(Website and app data records)
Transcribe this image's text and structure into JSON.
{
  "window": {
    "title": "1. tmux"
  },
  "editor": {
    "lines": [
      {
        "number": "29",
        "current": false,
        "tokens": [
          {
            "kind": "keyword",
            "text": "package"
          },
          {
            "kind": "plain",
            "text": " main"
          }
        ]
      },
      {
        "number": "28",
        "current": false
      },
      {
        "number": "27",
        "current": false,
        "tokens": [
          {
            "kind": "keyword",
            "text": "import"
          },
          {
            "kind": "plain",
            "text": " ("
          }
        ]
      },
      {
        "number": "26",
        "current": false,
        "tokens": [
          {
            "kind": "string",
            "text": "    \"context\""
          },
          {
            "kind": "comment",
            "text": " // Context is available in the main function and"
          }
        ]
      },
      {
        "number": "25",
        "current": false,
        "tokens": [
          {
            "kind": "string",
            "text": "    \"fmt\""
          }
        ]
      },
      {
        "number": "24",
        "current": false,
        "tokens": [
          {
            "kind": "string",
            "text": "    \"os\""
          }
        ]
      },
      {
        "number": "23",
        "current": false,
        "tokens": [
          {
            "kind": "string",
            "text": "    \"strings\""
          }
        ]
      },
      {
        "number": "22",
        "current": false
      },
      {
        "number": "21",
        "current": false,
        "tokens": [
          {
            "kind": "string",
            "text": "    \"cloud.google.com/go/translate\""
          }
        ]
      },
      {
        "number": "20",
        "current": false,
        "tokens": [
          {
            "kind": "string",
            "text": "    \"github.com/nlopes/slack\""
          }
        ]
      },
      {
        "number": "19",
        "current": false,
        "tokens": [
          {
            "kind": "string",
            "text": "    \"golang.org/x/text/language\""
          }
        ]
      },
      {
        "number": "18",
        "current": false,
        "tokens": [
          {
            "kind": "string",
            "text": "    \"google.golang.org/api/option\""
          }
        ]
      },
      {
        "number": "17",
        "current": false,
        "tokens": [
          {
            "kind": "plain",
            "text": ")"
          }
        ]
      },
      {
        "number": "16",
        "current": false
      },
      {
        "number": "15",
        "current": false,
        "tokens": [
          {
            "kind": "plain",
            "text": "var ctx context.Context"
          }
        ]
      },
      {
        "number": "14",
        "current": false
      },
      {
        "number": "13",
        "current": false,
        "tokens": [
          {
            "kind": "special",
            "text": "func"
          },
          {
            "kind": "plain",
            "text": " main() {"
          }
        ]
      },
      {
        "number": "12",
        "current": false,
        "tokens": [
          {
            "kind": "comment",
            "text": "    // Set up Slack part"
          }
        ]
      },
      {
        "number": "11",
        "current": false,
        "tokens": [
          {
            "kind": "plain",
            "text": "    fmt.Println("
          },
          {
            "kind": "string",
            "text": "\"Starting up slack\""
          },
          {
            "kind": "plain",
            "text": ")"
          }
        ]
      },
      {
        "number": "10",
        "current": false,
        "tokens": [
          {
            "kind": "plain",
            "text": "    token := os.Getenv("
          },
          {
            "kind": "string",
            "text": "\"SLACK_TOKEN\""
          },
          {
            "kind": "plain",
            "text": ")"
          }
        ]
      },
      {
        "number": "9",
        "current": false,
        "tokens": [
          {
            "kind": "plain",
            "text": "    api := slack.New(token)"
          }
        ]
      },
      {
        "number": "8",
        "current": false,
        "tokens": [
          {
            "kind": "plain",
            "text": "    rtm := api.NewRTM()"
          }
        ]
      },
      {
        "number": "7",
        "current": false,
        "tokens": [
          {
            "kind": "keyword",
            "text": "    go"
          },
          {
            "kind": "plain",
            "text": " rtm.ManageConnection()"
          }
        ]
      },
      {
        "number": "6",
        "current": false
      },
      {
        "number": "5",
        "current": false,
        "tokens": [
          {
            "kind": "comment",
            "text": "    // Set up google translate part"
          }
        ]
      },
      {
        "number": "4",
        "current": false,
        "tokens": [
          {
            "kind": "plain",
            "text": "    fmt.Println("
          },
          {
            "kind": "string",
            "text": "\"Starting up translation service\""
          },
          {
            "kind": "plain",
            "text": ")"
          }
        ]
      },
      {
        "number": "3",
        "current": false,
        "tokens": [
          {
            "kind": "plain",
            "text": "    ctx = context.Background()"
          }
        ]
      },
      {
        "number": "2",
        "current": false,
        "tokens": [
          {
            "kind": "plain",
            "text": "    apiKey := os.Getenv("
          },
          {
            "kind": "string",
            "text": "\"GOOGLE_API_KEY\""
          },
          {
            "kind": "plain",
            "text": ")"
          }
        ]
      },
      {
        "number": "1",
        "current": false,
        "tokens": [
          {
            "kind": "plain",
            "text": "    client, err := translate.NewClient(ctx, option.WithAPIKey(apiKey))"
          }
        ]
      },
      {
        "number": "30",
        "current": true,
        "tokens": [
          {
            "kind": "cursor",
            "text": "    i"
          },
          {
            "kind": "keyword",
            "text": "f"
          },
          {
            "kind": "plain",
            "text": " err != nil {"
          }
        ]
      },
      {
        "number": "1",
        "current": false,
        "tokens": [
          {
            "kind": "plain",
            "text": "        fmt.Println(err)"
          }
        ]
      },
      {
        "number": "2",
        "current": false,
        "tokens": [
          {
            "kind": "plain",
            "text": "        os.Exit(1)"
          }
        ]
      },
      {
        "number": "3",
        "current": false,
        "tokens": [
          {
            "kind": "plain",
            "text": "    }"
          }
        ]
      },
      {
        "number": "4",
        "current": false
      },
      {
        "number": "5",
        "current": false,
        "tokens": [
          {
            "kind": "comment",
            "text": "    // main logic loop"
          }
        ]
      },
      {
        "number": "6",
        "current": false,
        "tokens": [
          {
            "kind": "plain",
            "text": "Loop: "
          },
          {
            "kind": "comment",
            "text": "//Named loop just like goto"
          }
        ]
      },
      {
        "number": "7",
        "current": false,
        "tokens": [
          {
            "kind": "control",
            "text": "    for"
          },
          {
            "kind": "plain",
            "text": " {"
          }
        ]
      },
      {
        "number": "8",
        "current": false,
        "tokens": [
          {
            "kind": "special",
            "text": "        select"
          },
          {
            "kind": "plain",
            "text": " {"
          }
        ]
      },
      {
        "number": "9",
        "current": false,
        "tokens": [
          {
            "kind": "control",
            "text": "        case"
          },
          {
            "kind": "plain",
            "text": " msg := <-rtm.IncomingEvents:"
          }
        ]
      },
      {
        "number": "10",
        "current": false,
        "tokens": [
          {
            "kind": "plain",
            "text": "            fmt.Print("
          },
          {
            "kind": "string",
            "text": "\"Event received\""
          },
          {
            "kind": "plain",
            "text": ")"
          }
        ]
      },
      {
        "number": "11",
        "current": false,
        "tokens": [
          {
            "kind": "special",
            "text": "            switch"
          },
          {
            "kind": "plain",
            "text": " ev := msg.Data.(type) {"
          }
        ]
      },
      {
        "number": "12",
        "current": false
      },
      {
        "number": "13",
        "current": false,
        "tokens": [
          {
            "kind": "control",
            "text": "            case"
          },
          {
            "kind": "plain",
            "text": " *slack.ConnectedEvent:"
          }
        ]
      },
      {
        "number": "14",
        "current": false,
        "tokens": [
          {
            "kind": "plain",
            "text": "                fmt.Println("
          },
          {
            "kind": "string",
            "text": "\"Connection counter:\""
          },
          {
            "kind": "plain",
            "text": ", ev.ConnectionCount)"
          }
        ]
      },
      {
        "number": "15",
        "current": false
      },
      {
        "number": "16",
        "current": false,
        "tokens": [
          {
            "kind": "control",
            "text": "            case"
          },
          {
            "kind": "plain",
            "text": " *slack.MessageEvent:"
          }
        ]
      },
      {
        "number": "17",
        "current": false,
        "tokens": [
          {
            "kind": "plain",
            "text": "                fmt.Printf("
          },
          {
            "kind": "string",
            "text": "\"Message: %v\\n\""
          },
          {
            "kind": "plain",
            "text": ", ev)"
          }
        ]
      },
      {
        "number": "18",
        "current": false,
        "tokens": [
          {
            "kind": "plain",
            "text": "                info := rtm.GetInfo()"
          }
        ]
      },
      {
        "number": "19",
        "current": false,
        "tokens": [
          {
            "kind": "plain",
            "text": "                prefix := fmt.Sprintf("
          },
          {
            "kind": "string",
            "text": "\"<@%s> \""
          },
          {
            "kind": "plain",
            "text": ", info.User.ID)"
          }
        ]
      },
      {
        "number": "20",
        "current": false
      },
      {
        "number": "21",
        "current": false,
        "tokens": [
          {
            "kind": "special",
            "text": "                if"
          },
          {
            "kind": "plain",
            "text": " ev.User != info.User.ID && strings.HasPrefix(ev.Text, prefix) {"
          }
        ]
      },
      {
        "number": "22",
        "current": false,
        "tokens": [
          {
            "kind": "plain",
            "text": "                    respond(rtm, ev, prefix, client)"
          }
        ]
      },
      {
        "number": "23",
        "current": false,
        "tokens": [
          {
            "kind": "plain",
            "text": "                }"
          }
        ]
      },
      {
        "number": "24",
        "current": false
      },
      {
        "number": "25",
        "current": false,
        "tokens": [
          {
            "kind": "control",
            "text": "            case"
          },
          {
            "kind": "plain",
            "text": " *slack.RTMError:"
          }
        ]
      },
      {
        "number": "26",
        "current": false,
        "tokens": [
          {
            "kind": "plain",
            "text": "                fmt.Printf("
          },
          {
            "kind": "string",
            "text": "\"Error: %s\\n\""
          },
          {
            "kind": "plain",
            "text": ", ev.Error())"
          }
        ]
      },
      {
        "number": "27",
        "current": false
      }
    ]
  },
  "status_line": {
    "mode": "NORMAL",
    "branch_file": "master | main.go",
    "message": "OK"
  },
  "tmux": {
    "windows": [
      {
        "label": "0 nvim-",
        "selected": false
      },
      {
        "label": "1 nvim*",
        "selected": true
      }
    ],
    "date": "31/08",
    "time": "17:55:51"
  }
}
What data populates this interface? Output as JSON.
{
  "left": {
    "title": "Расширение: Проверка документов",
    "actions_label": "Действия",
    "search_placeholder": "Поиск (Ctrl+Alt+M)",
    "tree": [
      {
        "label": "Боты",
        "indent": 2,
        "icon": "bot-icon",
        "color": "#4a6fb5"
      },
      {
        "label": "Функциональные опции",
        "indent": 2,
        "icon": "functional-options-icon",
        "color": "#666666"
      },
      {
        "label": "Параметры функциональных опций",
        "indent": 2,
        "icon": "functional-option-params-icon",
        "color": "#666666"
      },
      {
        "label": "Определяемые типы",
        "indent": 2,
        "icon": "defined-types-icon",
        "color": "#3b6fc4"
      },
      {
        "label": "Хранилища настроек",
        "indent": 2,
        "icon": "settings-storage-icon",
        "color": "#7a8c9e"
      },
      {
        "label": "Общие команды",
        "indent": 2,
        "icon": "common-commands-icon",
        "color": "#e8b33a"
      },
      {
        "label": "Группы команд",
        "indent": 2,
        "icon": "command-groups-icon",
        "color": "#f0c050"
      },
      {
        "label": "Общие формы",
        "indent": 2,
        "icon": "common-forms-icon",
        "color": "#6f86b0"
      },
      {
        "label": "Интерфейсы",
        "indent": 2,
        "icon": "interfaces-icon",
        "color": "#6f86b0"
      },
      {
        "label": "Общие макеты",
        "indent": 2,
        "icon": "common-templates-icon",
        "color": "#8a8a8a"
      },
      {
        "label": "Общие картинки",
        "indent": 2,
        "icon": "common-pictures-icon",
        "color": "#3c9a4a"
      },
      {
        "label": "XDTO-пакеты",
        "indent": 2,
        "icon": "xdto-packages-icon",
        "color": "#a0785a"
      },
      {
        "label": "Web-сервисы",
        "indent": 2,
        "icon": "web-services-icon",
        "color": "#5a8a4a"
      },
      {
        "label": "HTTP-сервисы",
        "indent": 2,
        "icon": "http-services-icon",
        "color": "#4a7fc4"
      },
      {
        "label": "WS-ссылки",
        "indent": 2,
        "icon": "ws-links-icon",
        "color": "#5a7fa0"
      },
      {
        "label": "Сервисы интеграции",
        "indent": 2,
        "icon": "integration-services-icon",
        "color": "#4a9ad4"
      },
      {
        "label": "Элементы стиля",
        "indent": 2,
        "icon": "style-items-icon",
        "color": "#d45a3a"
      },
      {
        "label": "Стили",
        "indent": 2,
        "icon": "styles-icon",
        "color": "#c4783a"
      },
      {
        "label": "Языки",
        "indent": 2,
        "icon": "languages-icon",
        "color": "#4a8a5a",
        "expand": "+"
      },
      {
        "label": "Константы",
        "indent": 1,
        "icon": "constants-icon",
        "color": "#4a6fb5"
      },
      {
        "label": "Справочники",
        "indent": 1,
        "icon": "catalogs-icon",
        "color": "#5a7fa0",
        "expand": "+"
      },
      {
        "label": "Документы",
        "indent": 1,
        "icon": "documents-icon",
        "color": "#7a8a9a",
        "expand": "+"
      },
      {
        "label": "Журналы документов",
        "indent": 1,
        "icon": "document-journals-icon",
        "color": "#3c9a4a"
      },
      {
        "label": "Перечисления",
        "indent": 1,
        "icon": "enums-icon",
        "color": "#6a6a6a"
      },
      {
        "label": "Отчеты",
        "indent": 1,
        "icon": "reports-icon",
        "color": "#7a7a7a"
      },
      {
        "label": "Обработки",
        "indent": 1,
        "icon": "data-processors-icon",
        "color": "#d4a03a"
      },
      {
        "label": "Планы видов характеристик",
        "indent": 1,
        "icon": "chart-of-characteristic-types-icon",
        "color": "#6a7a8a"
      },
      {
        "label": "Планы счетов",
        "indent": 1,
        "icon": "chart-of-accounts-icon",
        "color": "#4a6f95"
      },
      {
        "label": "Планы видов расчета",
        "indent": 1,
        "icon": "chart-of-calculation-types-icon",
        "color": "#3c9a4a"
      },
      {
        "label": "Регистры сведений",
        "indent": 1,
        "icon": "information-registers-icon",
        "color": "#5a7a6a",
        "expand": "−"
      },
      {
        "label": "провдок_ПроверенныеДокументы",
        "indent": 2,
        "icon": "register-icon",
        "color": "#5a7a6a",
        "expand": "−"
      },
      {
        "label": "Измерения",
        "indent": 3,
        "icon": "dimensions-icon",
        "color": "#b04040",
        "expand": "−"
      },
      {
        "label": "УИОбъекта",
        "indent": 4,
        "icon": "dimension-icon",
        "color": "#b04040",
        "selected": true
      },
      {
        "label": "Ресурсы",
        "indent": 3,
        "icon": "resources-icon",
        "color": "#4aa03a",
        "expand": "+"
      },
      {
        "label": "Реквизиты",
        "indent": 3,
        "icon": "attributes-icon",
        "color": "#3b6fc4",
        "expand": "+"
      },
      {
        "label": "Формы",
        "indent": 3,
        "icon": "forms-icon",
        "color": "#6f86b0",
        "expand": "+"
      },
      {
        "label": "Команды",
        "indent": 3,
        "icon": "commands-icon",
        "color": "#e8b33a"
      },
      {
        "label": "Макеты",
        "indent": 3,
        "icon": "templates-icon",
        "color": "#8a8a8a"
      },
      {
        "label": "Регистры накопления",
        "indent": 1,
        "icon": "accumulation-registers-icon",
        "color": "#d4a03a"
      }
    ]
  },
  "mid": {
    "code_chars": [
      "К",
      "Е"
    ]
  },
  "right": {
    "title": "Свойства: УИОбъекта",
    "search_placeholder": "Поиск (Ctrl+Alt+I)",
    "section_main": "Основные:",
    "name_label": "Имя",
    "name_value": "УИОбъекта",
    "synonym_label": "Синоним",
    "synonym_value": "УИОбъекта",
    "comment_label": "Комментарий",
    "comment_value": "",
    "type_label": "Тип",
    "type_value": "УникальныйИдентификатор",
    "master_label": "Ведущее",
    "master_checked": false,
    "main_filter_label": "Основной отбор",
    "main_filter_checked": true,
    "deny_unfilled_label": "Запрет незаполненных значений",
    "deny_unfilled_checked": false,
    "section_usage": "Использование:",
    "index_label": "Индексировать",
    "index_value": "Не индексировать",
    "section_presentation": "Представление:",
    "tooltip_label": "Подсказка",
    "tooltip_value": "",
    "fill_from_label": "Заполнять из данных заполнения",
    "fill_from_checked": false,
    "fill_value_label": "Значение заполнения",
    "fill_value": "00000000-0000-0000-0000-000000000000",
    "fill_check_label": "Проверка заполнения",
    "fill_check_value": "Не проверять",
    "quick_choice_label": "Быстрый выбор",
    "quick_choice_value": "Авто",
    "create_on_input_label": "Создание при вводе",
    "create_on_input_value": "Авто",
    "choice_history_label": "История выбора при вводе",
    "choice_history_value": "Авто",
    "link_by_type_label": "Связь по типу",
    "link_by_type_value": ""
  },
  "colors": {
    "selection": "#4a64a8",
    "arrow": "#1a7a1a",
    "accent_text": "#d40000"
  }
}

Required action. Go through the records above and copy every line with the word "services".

Exercise answer.
        "icon": "web-services-icon",
        "icon": "http-services-icon",
        "icon": "integration-services-icon",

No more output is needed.